### DIRECTIONS:
Write all entries out exactly, images excluded.

_ _ _ _ _ _ _

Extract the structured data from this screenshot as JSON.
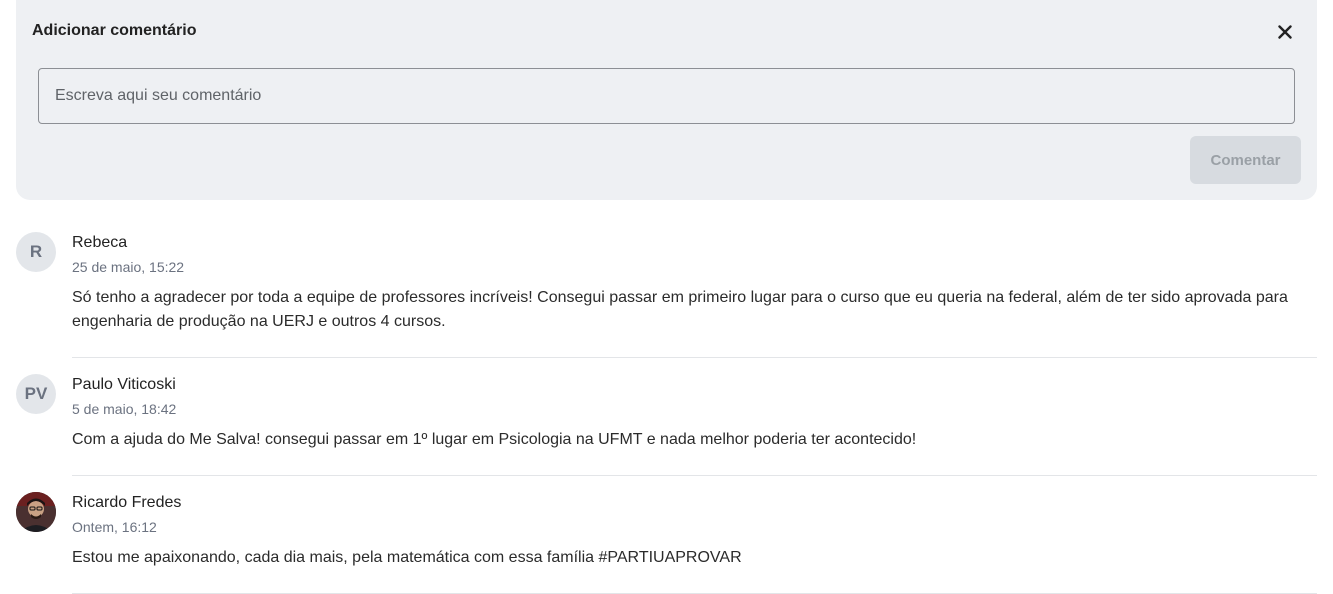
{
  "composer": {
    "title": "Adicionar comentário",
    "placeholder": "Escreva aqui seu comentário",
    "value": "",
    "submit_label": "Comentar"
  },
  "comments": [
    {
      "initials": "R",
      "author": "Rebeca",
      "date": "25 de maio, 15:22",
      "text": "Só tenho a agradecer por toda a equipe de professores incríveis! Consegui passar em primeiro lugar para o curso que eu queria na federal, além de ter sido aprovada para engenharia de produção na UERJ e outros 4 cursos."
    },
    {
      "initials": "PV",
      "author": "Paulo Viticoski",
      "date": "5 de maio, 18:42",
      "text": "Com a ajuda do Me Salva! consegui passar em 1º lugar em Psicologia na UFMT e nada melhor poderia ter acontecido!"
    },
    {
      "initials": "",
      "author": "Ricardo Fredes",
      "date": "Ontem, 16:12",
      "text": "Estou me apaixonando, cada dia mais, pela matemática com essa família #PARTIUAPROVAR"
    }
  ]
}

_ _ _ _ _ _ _

### SOLUTION BELOW:
Extract the structured data from this screenshot as JSON.
{
  "composer": {
    "title": "Adicionar comentário",
    "placeholder": "Escreva aqui seu comentário",
    "value": "",
    "submit_label": "Comentar"
  },
  "comments": [
    {
      "initials": "R",
      "author": "Rebeca",
      "date": "25 de maio, 15:22",
      "text": "Só tenho a agradecer por toda a equipe de professores incríveis! Consegui passar em primeiro lugar para o curso que eu queria na federal, além de ter sido aprovada para engenharia de produção na UERJ e outros 4 cursos."
    },
    {
      "initials": "PV",
      "author": "Paulo Viticoski",
      "date": "5 de maio, 18:42",
      "text": "Com a ajuda do Me Salva! consegui passar em 1º lugar em Psicologia na UFMT e nada melhor poderia ter acontecido!"
    },
    {
      "initials": "",
      "author": "Ricardo Fredes",
      "date": "Ontem, 16:12",
      "text": "Estou me apaixonando, cada dia mais, pela matemática com essa família #PARTIUAPROVAR"
    }
  ]
}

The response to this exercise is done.